In Kemper v. Deutsche Bank AG, 911 F.3d 383 (7th Cir. 2018), a mother of a U.S. Army Specialist who was killed by a roadside bomb while serving in Iraq brought an action under the Anti-Terrorism Act (“ATA”) against a German bank with U.S. affiliates, alleging that “the bomb that killed her son was a signature Iranian weapon that traveled from the Iranian Revolutionary Guard Corps . . . to Hezbollah to Iraqi militias, who then placed it in the ground,” and that the defendant was connected to the bomb because it was a member of “an Iranian conspiracy to commit acts of terror” since it “instituted procedures to evade U.S. sanctions and facilitate Iranian banking transactions.”

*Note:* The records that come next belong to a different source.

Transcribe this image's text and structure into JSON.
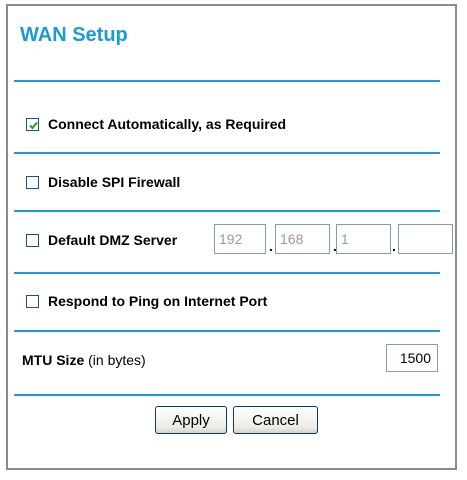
{
  "title": "WAN Setup",
  "options": {
    "connect_auto": {
      "label": "Connect Automatically, as Required",
      "checked": true
    },
    "disable_spi": {
      "label": "Disable SPI Firewall",
      "checked": false
    },
    "dmz": {
      "label": "Default DMZ Server",
      "checked": false,
      "ip": [
        "192",
        "168",
        "1",
        ""
      ]
    },
    "ping": {
      "label": "Respond to Ping on Internet Port",
      "checked": false
    }
  },
  "mtu": {
    "label_bold": "MTU Size",
    "label_suffix": " (in bytes)",
    "value": "1500"
  },
  "buttons": {
    "apply": "Apply",
    "cancel": "Cancel"
  },
  "colors": {
    "accent": "#1a9bd7"
  }
}
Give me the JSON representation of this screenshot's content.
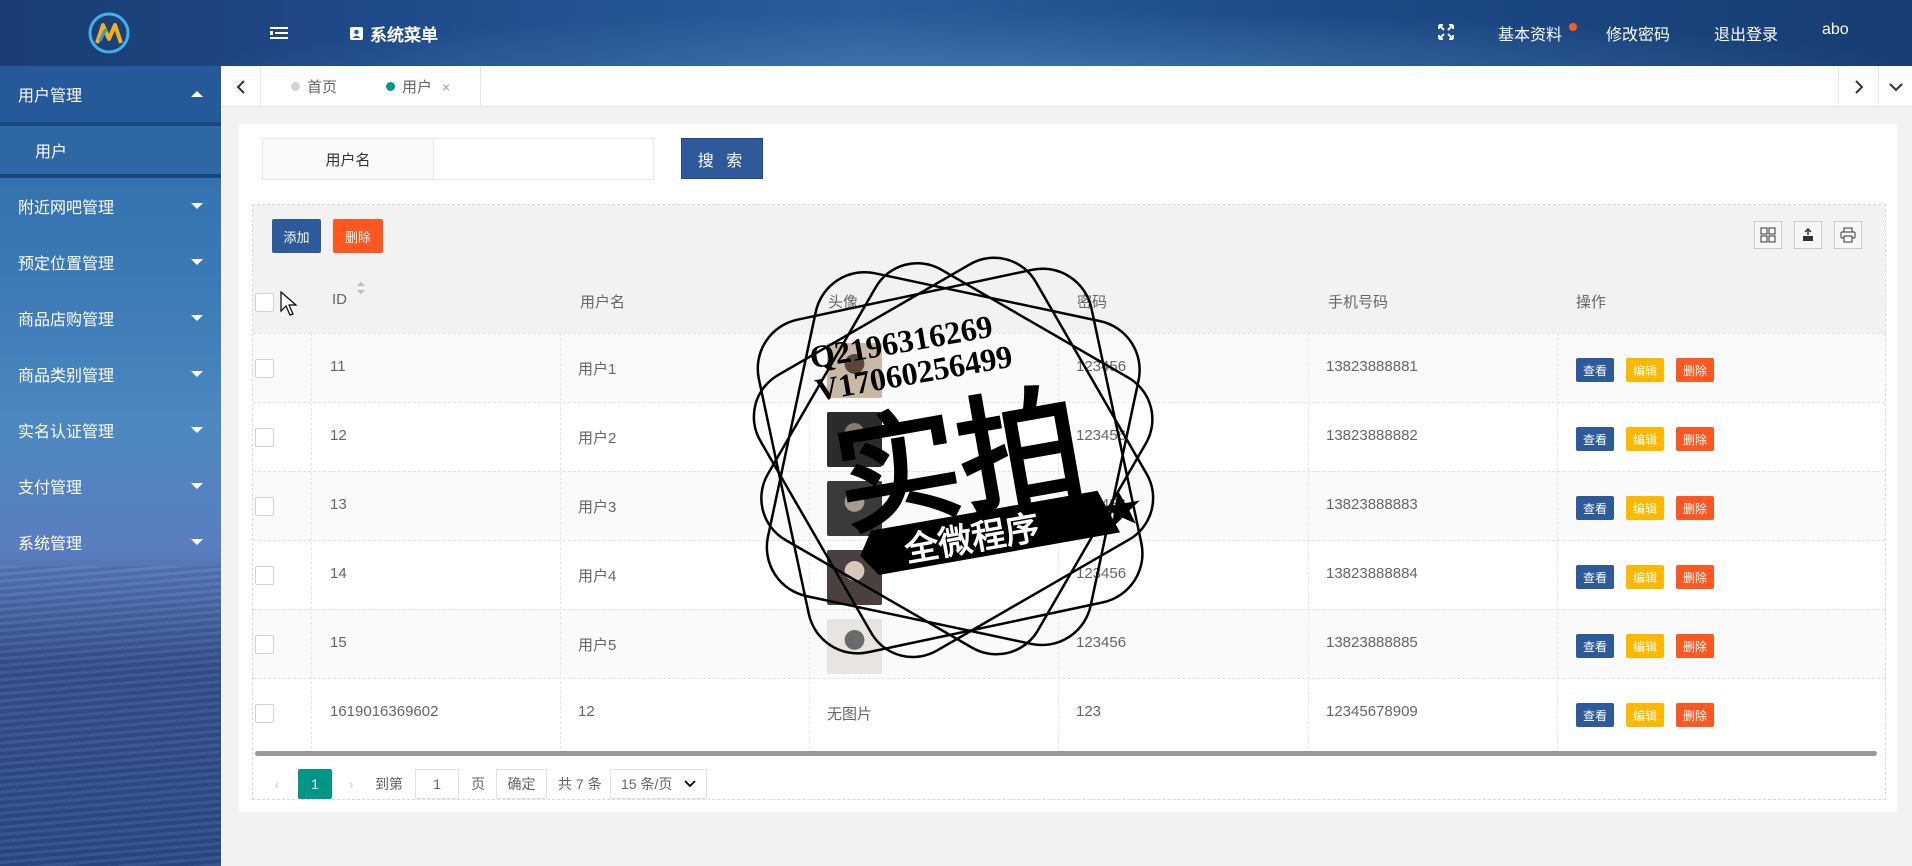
{
  "header": {
    "system_menu": "系统菜单",
    "links": {
      "profile": "基本资料",
      "change_password": "修改密码",
      "logout": "退出登录",
      "user": "abo"
    }
  },
  "sidebar": {
    "items": [
      {
        "label": "用户管理",
        "expanded": true,
        "children": [
          "用户"
        ]
      },
      {
        "label": "附近网吧管理"
      },
      {
        "label": "预定位置管理"
      },
      {
        "label": "商品店购管理"
      },
      {
        "label": "商品类别管理"
      },
      {
        "label": "实名认证管理"
      },
      {
        "label": "支付管理"
      },
      {
        "label": "系统管理"
      }
    ]
  },
  "tabs": [
    {
      "label": "首页",
      "active": false
    },
    {
      "label": "用户",
      "active": true,
      "close": "×"
    }
  ],
  "search": {
    "label": "用户名",
    "placeholder": "",
    "button": "搜 索"
  },
  "toolbar": {
    "add": "添加",
    "delete": "删除"
  },
  "table": {
    "columns": [
      "ID",
      "用户名",
      "头像",
      "密码",
      "手机号码",
      "操作"
    ],
    "rows": [
      {
        "id": "11",
        "username": "用户1",
        "avatar": "",
        "password": "123456",
        "phone": "13823888881"
      },
      {
        "id": "12",
        "username": "用户2",
        "avatar": "",
        "password": "123456",
        "phone": "13823888882"
      },
      {
        "id": "13",
        "username": "用户3",
        "avatar": "",
        "password": "123456",
        "phone": "13823888883"
      },
      {
        "id": "14",
        "username": "用户4",
        "avatar": "",
        "password": "123456",
        "phone": "13823888884"
      },
      {
        "id": "15",
        "username": "用户5",
        "avatar": "",
        "password": "123456",
        "phone": "13823888885"
      },
      {
        "id": "1619016369602",
        "username": "12",
        "avatar": "无图片",
        "password": "123",
        "phone": "12345678909"
      }
    ],
    "actions": {
      "view": "查看",
      "edit": "编辑",
      "delete": "删除"
    }
  },
  "pagination": {
    "current": "1",
    "goto_label": "到第",
    "goto_value": "1",
    "page_suffix": "页",
    "confirm": "确定",
    "total": "共 7 条",
    "page_size": "15 条/页"
  },
  "watermark": {
    "line1": "Q2196316269",
    "line2": "V17060256499",
    "main": "实拍",
    "ribbon": "全微程序"
  },
  "colors": {
    "primary": "#2e5a9c",
    "danger": "#ff5722",
    "warning": "#ffb800",
    "teal": "#009688"
  }
}
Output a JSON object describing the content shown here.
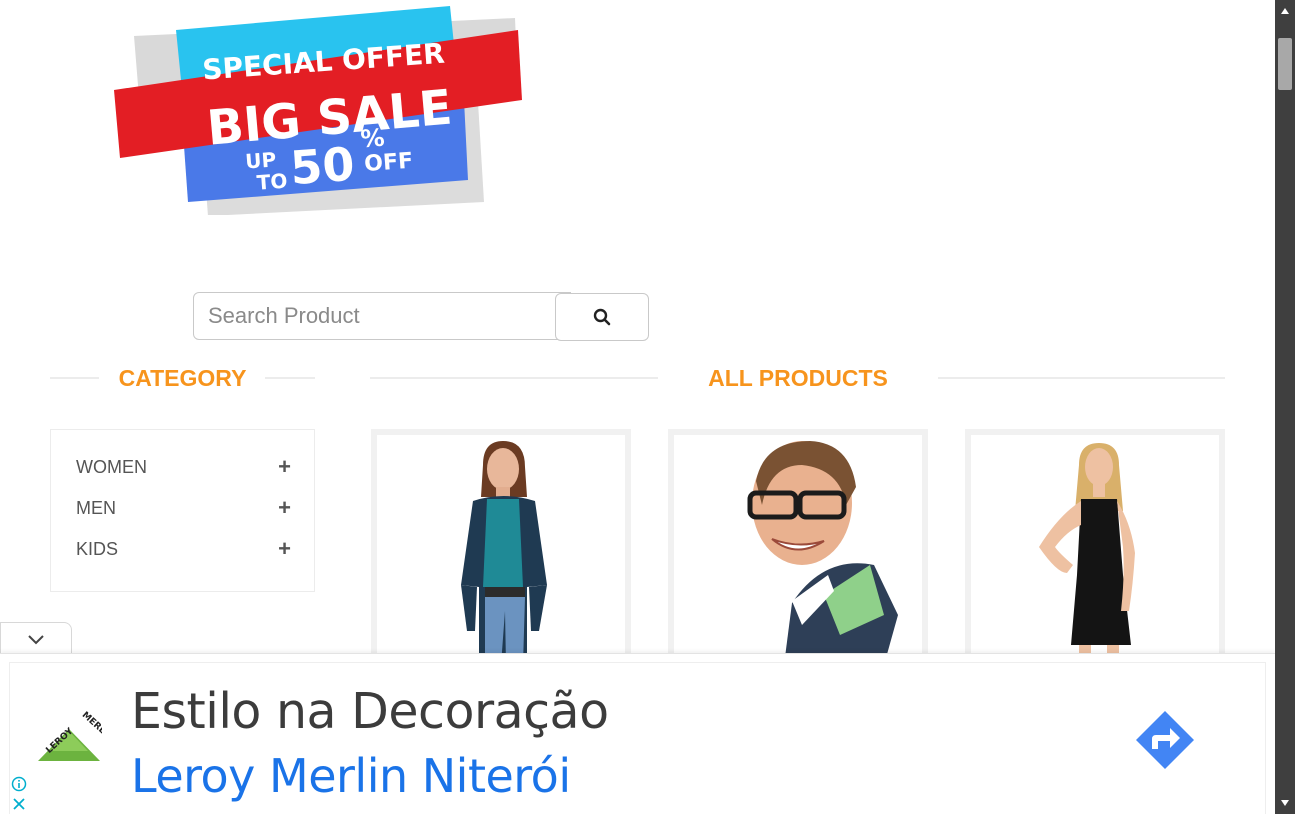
{
  "banner": {
    "line1": "SPECIAL OFFER",
    "line2": "BIG SALE",
    "up": "UP",
    "to": "TO",
    "percent_value": "50",
    "percent_sign": "%",
    "off": "OFF"
  },
  "search": {
    "placeholder": "Search Product",
    "button_icon": "search-icon"
  },
  "category": {
    "title": "CATEGORY",
    "items": [
      {
        "label": "WOMEN",
        "icon": "plus-icon"
      },
      {
        "label": "MEN",
        "icon": "plus-icon"
      },
      {
        "label": "KIDS",
        "icon": "plus-icon"
      }
    ]
  },
  "products": {
    "title": "ALL PRODUCTS",
    "items": [
      {
        "image": "woman-casual-photo"
      },
      {
        "image": "man-glasses-photo"
      },
      {
        "image": "woman-black-dress-photo"
      }
    ]
  },
  "ad": {
    "title": "Estilo na Decoração",
    "subtitle": "Leroy Merlin Niterói",
    "logo_text": "LEROY MERLIN",
    "colors": {
      "title": "#3c3c3c",
      "subtitle": "#1a73e8",
      "action": "#4285f4",
      "logo_green": "#6cb33f"
    }
  },
  "colors": {
    "accent": "#f7941d",
    "banner_red": "#e31e24",
    "banner_cyan": "#29c3ef",
    "banner_blue": "#4a79e8"
  }
}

The U.S. District Court for the Southern District of Illinois dismissed the plaintiff’s complaint for failure to state a claim, finding that she failed to plead facts that plausibly indicated that the defendant’s actions caused her son’s death. The Seventh Circuit affirmed, holding, inter alia, that the defendant’s “procedures to evade U.S. sanctions and facilitate Iranian banking transactions” were not the proximate cause of the death of the plaintiff’s son.
The court explained that previously, in Boim v. Holy Land Foundation for Relief and Development, 549 F.3d 685, 695-699 (7th Cir. 2008), it had recognized that strict “but for” causation was not necessary to prove ATA liability, because providing material support to terrorists was a wrongful act that created liability regardless of literal “but for” causation, since it was done in the context of others committing similar wrongful acts. It cited Restatement of the Law Third, Torts: Liability for Physical and Emotional Harm § 27, Comments f and g, for additional support. The court pointed out that it did not need to address the defendant’s argument that Boim was no longer good law on this point because of subsequent U.S. Supreme Court decisions, given that the plaintiff’s complaint failed plausibly to allege proximate causation.
The court went on to discuss how the plaintiff’s complaint “fail[ed] to suggest how her theory might overcome the traditional tort doctrine of superseding or intervening cause,” pointing to the number of criminal intervening acts separating the defendant from the terrorist attack that killed her son. Citing Restatement of the Law Third, Torts: Liability for Physical and Emotional Harm § 34, Comment e, the court noted that “We have recognized, consistently with the Restatement (Third) of Torts, that although ‘criminal acts are not superseding causes per se[,] . . . acts that are either criminal or intentionally tortious . . . are more likely to be adjudged superseding causes.’”
The Institute is currently working on other projects that will complete the Restatement of the Law Third, Torts. The Liability for Economic Harm project was concluded at the 2018 Annual Meeting and will be published later this year. Ongoing Restatement of the Law Third, Torts, projects include: Defamation and Privacy, Intentional Torts to Persons, Remedies, and Concluding Provisions. The subject of property torts will be addressed in the Restatement of the Law Fourth, Property.